After losing to Ghana in the past two World Cup tournaments, the U.S. beat Ghana on Monday. The Sounders' own Dempsey scored within the first 30 seconds of play — the fastest U.S.A. World Cup goal and one of the 10 fastest ever in tournament history. Dempsey also broke his nose in the game, but kept playing.
Ghana came back hard and evened the score.
"And then in the 86th minute, a reserve — a 21-year-old kid that no one ever heard of [John Brooks] — comes in with a header, and the entire stadium exploded. And everywhere across North America, people were excited," Art said.
"It was a remarkable, dramatic bit of theater. I think it really boosted American awareness and appreciation of the game. And certainly the excitement has ratcheted up for potentially more success in the tournament," Art said.
Here's a look at what it was like at several venues around the U.S. and in Brazil, when the U.S. scored the winning goal:
Portugal 'Even Stronger' Than Ghana
Art says the U.S. can expect an even more formidable opponent in Portugal.
"The U.S. has been the underdog throughout," he said. "Portugal is even a stronger team than Ghana. But both teams are going to be missing key personnel."
U.S. star scorer Jozy Altidore is out for Sunday with an injured hamstring. And Art says it's unknown whether Dempsey will be able to breathe through his nose by then.
"And if he can't," he said, "I wouldn't put him in the game. There are plenty of other guys who could do almost as good as Dempsey."
Portugal is also missing some players, but the team still has the player of the year, Cristiano Ronaldo.
"He is a fabulous talent," Art said. "I hope people who really want to know what soccer looks like at the top will pay attention to this guy because he is something special."
U.S. 'Has A Chance' To Advance
"The U.S. has gained much confidence from what they did against Ghana," Art said. "I think the possibilities are they could at least get a draw and possibly a win, given that Portugal has not performed up to expectations.

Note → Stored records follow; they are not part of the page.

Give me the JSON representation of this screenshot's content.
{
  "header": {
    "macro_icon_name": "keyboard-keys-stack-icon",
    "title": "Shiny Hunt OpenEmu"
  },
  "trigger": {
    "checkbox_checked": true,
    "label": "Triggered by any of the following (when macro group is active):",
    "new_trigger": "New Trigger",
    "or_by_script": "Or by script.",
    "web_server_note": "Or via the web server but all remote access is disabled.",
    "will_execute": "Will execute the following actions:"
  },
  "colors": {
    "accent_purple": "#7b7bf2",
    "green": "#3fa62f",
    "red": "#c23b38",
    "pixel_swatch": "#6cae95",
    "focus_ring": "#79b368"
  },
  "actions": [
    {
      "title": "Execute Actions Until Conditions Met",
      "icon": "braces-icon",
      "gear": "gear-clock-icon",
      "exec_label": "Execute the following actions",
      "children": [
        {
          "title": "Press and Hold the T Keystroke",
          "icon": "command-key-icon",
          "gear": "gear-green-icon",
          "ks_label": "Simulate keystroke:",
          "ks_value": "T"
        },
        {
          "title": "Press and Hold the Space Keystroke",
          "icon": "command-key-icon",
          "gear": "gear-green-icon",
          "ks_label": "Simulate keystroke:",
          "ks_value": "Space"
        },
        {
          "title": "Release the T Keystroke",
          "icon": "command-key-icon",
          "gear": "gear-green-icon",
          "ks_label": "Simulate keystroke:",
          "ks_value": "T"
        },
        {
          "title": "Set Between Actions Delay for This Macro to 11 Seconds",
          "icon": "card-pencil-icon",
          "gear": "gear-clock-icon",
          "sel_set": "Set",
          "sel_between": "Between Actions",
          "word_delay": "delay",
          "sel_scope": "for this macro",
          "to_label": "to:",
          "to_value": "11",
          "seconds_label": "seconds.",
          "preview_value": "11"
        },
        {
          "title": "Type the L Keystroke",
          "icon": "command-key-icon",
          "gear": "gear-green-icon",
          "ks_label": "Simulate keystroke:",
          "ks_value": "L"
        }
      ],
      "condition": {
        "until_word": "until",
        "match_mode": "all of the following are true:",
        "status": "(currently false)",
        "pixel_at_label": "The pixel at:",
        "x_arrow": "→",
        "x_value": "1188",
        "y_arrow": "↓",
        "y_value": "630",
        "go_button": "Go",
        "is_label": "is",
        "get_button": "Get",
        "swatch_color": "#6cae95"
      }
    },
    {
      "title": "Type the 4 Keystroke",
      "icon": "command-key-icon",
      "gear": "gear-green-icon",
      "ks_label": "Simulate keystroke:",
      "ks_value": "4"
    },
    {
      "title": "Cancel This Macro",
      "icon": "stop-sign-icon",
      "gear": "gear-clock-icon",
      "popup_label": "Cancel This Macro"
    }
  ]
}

"It will be high drama Sunday and it's a possibility now that's much stronger that the U.S. could get out of group play and into the knockout round of 16."
You can find Art Thiel's work at Sportspress Northwest and Crosscut.com.